Labour groups, the Opposition NDP cry foul about the UCP government moratorium on renewable energy projects.
Proponents of renewable energy projects in Alberta want answers from the UCP government. Photo: Metro Creative Connection

Let’s face it, there are some perfectly sound reasons for taking a second look at the rules around development of renewable energy projects in Alberta, as the province’s governing United Conservative Party has chosen to do.

While many of us city dwellers may not like to think so, some of the huge wind turbine and solar projects springing up in rural areas are not necessarily aesthetically pleasing and may indeed end up using some prime agricultural land, as rural critics suggest.

Anyone who has driven past one of these monster projects--whether it’s in rural Alberta or overseas--may feel at least a little sympathy for critics’ concerns about allowing unfiltered growth of the renewable industry.

And sure, it’s politically correct--amid legitimate concerns over the impact of climate change and the need to reduce carbon emissions--to support greener energy alternatives. And I would argue even at their worst solar and wind projects tend not to be as ugly as the oilsands or the eyesore of Refinery Row just east of Edmonton.

But let’s not forget these bigger projects aren’t being built out of the goodness of someone’s heart. They are developed to make money, the same as any gas or oil sands project or petrochemical plant.
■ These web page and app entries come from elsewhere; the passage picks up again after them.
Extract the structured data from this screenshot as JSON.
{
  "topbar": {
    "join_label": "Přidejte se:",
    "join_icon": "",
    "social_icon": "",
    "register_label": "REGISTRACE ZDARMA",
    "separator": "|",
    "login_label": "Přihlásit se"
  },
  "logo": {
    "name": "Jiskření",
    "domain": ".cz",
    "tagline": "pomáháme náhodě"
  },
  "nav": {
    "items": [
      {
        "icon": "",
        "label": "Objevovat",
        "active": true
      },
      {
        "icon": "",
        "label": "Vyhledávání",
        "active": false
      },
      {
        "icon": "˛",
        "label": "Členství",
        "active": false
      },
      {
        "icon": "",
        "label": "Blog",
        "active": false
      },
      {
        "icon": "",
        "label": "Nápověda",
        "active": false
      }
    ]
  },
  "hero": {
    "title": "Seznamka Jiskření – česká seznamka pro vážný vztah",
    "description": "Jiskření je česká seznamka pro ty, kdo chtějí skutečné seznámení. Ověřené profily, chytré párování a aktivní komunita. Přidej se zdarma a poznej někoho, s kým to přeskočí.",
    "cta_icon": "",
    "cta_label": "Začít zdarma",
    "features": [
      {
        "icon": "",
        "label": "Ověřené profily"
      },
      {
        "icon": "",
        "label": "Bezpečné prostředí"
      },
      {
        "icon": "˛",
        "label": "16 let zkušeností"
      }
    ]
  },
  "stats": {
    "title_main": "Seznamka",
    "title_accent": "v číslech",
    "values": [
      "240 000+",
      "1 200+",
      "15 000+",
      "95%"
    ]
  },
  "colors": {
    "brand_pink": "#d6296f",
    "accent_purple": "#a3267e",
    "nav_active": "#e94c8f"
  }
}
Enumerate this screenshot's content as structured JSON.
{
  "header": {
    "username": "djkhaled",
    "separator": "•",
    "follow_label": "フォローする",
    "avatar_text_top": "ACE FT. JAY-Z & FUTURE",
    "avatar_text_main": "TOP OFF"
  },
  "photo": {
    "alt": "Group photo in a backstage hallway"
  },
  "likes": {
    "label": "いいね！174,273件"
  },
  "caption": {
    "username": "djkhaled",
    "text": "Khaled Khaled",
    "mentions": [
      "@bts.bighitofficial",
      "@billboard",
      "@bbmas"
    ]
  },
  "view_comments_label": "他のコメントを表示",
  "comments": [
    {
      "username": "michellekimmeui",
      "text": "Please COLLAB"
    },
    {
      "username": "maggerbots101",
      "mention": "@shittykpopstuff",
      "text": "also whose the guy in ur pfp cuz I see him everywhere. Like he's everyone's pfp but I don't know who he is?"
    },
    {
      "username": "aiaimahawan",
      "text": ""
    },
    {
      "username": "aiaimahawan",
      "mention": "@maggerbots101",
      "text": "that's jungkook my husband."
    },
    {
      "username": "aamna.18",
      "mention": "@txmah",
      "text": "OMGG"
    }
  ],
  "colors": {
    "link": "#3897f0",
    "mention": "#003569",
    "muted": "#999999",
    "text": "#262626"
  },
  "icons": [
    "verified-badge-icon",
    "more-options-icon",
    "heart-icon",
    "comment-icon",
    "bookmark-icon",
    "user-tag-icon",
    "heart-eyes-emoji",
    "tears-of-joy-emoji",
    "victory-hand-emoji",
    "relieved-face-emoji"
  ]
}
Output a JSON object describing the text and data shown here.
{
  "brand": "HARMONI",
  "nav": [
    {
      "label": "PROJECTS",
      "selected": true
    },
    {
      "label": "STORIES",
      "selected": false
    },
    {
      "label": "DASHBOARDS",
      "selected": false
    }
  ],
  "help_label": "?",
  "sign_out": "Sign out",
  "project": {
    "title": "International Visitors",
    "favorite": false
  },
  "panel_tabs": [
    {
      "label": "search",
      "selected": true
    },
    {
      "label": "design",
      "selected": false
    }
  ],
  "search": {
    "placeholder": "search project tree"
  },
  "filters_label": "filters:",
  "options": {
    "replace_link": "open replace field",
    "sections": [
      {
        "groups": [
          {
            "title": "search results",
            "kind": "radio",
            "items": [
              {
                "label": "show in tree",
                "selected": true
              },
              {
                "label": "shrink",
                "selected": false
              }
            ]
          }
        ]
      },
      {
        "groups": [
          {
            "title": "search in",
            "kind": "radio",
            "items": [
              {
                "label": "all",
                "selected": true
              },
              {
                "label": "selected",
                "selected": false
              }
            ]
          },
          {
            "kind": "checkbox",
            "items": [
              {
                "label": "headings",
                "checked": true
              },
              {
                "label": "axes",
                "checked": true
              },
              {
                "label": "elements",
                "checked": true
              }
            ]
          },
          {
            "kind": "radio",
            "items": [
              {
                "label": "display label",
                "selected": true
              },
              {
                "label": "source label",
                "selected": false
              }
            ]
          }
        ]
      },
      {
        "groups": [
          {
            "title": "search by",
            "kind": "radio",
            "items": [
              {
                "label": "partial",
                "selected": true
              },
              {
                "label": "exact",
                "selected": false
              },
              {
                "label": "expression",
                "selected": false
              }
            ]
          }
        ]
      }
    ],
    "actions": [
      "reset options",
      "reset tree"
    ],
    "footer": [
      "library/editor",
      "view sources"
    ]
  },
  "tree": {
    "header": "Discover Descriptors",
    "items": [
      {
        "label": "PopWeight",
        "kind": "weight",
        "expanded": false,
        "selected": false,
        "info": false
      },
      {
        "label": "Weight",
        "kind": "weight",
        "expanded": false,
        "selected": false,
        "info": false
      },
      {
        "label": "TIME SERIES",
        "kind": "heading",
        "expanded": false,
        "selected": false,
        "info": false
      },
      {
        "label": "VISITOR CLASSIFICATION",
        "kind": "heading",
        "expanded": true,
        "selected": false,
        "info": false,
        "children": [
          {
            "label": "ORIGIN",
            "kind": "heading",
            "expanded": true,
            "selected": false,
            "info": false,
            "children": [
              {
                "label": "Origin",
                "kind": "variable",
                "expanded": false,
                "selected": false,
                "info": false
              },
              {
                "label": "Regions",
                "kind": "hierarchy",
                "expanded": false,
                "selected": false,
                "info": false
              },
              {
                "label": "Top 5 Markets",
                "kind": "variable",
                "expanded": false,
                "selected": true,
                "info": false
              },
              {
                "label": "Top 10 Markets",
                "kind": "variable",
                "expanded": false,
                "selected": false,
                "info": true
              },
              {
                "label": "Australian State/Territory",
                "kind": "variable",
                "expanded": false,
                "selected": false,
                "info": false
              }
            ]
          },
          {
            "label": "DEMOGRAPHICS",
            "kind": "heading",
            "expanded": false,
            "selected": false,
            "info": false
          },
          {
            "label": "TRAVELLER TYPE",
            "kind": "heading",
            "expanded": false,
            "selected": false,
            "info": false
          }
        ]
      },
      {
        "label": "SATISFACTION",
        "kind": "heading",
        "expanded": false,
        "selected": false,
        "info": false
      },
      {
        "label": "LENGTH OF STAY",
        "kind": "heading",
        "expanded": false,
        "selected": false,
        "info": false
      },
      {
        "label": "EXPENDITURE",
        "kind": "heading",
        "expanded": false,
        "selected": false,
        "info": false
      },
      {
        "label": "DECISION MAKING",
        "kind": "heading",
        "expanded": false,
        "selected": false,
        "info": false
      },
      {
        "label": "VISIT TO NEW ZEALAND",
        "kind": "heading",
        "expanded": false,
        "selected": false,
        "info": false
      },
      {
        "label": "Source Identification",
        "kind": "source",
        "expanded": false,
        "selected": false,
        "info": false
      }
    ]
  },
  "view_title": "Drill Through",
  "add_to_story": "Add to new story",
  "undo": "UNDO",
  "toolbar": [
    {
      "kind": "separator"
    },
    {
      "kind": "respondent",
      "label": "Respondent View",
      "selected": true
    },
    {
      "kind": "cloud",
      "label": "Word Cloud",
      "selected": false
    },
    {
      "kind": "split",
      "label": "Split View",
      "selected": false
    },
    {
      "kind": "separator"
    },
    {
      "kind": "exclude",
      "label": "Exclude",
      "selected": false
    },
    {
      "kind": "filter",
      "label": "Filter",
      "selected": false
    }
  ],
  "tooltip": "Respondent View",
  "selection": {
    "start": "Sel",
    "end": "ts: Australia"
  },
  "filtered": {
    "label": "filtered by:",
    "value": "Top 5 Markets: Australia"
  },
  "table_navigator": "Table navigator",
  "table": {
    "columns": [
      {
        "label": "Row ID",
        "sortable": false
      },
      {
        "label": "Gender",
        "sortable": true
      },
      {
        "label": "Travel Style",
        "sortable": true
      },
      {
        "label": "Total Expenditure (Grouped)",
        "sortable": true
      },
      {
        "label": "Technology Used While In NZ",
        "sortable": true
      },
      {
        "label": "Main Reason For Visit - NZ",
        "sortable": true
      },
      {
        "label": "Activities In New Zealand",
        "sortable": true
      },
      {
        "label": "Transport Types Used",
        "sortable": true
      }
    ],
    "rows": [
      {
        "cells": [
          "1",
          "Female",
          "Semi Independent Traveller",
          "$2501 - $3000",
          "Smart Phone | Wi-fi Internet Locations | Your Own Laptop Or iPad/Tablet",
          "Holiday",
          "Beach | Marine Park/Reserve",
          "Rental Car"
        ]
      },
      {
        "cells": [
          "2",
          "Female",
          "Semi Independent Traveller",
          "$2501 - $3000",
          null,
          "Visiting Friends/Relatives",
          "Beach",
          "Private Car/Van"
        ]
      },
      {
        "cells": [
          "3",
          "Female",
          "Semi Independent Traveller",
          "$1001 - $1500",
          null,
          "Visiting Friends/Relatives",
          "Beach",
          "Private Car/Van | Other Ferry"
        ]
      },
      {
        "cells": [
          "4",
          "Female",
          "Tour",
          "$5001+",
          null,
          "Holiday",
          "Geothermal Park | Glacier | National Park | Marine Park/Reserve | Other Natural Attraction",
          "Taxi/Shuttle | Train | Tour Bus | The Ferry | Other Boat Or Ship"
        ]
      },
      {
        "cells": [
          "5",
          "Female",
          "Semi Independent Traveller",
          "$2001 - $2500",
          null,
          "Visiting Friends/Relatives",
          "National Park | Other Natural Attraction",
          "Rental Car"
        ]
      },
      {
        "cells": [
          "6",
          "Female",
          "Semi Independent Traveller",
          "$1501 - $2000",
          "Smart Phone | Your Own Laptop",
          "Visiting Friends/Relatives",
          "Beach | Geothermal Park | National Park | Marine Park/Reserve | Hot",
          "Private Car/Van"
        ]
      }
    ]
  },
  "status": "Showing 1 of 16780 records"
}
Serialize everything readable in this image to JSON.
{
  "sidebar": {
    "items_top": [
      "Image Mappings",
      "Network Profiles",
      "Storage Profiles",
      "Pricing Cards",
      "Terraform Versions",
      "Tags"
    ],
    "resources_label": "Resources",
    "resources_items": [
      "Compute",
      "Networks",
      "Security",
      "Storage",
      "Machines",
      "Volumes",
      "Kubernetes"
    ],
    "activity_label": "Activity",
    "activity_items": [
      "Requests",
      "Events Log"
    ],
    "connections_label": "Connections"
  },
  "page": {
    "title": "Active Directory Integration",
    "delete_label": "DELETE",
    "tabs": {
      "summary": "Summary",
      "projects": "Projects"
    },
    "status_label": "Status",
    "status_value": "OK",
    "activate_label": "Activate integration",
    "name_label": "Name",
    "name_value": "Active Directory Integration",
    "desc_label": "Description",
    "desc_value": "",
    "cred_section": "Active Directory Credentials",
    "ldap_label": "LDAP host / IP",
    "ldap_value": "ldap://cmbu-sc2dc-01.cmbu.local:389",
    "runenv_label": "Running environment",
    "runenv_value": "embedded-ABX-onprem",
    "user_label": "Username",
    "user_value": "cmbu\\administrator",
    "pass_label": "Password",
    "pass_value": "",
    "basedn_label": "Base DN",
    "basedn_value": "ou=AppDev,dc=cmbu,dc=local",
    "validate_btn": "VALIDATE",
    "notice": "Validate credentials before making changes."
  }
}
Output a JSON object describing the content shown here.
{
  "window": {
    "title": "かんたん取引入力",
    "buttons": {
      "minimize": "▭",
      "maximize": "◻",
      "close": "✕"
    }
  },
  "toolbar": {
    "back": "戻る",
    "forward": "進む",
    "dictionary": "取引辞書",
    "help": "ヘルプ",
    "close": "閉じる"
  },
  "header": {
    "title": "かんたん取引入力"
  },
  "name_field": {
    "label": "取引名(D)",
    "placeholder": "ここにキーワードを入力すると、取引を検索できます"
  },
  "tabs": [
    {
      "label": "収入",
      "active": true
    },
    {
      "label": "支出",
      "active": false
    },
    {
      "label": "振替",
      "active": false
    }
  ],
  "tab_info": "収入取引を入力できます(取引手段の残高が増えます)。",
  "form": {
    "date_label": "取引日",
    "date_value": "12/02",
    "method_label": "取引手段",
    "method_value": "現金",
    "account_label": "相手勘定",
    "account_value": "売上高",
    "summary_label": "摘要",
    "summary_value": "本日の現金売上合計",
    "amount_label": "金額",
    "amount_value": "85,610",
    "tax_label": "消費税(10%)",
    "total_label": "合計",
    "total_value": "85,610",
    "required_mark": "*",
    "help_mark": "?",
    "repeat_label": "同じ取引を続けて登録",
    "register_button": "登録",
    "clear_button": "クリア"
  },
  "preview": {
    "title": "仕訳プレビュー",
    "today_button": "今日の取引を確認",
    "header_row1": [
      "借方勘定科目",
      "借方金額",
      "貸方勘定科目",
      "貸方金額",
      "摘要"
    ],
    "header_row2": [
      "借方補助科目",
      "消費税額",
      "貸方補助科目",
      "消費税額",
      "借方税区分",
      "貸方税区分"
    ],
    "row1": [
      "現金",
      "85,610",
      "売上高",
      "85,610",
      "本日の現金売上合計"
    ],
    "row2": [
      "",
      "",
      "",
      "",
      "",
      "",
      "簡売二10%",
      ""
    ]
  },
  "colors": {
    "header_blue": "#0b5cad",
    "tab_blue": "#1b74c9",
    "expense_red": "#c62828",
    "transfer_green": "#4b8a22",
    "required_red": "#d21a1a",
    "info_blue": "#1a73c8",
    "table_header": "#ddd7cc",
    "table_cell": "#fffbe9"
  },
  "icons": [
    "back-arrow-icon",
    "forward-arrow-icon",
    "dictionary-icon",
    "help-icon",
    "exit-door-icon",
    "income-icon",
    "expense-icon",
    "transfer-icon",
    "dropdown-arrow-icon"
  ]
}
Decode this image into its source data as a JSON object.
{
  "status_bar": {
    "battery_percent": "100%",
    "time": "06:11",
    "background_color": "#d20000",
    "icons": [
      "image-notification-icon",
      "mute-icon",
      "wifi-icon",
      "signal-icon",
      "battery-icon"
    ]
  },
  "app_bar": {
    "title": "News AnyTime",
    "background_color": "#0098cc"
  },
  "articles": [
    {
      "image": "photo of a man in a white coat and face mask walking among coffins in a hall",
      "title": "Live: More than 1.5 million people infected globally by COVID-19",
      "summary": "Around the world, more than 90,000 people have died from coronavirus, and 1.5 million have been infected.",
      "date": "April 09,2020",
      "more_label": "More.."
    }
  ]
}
Opposition to wind and solar projects isn’t just developing in Alberta. There is growing resistance to them in the United States as well, with some environmentalist groups fighting them.

Like in Canada, U.S. polls show there is general support for renewable energy. But projects run into the old NIMBY arguments (not in my backyard), as locals worry about the impact on their way of life, particularly if the sites picked are viewed as valuable conservation or recreation areas.

Fierce opposition has erupted to plans to construct a so-called “wind port” of turbines on Sears Island, off the coast of Maine. The island is largely undeveloped, but critics say they want the project built elsewhere, even if they have to sue to stop it.

Lawsuits have been launched against some U.S. renewable projects, while laws have been passed to halt or slow others, in California, New Jersey and Massachusetts, to name a few.

Of course, Republicans committed to the continued growth of the oil and gas industries are fueling some of the opposition to renewables, in situations not dissimilar to the largely rural-backed UCP in Alberta.

As a result, there was much cynicism surrounding the early August surprise announcement by the UCP to slap a seven-month moratorium and inquiry on approvals for renewable energy projects.

Alberta has been enjoying a boom in wind and solar projects, making the province the leader in new renewable energy generation in Canada last year. For some, it was a welcome salve to the wounds of looming energy transition.

While the moratorium drew an outcry, including from some industry players, Premier Danielle Smith defended it, employing some jiggery pokery about how we all should have seen it coming.  Smith brushed off concerns about creating unnecessary uncertainty in a thriving industry, and putting $33 billion in investment and 24,000 jobs at stake if investors choose to go elsewhere, a claim made by the Pembina Institute.

Smith argued a pause and an inquiry into industry procedures is needed to answer questions around land use, wildlife protection, reclamation following closure of projects, and reliability of renewable energy in the electricity grid system.

“This month political actors are making a kerfuffle of this inquiry and the related pause,” Smith said in a letter to Alberta Federation of Labour president Gil McGowan, adding: “I expect that the inquiry may actually speed up future regulatory processes.”

Still, would the government have taken such a drastic step with the oil and gas industry? And while a review is justified, why a moratorium now, when the UCP knew for years, renewables are coming on?

It smacks of pure politics, a bone thrown to the UCP base.

Ashley Geddes monitors politics for Alberta Prime Times. Over more than 45 years in journalism, he spent much of the time covering municipal, provincial and federal politics, most of it in Alberta.